Count the lines below containing "Привязки". Number only.

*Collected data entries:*

- - -

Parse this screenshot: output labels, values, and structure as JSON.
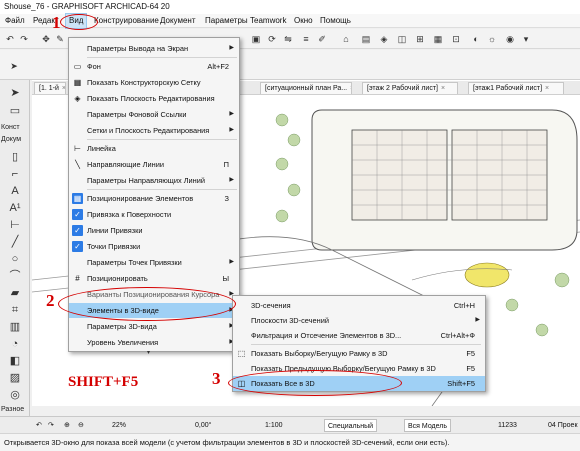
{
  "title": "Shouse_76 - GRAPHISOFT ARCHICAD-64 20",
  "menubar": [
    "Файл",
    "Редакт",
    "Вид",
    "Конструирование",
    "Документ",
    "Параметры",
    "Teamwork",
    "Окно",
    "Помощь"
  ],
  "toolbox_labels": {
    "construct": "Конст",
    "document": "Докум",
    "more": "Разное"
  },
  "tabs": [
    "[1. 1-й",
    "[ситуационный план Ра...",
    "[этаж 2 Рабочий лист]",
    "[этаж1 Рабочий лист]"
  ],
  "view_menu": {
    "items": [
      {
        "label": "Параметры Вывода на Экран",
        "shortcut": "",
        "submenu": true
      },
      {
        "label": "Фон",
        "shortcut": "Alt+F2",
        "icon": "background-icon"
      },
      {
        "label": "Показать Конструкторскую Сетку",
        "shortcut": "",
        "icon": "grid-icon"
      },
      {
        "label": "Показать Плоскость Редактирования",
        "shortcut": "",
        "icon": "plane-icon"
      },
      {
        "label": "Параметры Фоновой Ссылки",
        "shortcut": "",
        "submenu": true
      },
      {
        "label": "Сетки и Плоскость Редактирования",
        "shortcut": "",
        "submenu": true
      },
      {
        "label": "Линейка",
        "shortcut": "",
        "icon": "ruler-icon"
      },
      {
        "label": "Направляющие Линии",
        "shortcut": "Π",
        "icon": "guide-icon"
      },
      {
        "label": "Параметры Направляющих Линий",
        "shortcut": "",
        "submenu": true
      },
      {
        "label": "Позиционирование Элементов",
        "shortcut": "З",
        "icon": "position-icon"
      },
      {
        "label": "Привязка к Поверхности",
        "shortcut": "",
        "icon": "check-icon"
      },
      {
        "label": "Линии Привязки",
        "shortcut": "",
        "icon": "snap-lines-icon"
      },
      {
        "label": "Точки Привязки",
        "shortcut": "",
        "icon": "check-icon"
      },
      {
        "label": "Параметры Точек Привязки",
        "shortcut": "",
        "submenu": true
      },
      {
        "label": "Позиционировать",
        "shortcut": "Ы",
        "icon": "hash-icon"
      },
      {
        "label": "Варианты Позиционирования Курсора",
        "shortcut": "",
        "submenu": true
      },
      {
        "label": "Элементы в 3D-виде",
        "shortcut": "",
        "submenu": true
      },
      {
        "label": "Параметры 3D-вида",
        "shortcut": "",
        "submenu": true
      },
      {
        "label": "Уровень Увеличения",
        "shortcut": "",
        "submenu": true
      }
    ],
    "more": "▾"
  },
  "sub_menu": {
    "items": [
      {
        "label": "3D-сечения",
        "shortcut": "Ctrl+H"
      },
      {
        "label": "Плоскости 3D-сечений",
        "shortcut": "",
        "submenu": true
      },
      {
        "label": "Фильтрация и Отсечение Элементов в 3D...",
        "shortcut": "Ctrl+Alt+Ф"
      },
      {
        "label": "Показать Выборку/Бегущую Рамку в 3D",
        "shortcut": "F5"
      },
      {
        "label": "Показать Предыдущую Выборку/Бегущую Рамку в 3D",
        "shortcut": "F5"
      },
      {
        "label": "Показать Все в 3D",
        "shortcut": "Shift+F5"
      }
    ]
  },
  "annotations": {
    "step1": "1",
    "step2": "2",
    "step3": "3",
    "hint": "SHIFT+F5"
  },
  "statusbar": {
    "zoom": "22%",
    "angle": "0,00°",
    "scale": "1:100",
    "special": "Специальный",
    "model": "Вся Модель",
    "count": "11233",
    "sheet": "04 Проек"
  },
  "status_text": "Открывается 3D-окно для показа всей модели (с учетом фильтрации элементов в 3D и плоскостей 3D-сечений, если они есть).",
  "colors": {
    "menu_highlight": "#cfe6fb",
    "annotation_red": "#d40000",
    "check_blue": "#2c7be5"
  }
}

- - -

*TASK ANSWER:* 3